Data excerpts: Begin

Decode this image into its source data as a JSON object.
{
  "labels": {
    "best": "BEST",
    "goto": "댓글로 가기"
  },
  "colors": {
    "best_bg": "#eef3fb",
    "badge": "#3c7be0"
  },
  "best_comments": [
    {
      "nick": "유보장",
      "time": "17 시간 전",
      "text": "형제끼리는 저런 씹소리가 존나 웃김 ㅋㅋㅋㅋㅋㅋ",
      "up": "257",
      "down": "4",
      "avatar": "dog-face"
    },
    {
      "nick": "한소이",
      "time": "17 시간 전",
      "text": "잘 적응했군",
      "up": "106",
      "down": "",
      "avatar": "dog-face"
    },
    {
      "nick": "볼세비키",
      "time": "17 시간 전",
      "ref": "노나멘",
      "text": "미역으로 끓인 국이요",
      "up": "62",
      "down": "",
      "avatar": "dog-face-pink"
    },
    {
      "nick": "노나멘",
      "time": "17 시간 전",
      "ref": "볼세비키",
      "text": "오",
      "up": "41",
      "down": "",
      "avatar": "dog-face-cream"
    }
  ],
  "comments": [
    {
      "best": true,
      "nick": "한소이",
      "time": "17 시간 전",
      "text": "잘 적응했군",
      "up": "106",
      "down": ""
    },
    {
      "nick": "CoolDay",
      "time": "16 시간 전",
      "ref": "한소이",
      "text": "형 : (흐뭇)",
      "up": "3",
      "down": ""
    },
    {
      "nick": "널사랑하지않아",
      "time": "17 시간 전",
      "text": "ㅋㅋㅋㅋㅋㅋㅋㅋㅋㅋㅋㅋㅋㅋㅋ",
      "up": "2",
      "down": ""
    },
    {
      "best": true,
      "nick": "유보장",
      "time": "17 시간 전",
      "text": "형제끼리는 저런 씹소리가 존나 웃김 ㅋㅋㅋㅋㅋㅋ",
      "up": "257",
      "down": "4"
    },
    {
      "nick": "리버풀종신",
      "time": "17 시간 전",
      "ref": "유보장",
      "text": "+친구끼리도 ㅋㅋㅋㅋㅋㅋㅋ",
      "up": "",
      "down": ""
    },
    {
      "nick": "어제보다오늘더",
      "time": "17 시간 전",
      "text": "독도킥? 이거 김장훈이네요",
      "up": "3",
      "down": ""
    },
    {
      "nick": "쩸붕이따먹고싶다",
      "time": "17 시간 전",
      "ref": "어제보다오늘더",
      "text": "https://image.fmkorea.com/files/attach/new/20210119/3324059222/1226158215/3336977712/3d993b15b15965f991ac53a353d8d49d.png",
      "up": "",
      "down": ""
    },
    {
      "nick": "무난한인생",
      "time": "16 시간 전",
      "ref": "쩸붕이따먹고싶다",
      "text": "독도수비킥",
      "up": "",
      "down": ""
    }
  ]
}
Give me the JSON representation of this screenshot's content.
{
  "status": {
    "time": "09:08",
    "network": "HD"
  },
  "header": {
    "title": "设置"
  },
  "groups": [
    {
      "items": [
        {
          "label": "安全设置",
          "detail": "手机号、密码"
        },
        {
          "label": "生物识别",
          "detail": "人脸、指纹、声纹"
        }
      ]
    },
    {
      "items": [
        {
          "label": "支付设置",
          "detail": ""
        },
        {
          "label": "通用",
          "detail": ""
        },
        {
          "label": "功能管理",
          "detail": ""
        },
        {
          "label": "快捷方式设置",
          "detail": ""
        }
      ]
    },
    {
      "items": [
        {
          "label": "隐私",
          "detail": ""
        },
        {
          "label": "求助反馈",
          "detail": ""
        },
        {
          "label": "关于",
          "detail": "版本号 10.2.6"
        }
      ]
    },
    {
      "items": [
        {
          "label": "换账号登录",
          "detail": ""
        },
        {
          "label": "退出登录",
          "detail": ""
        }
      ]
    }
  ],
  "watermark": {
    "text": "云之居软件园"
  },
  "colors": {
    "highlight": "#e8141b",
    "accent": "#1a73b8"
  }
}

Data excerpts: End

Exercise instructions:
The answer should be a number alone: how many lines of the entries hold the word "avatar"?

The answer:
4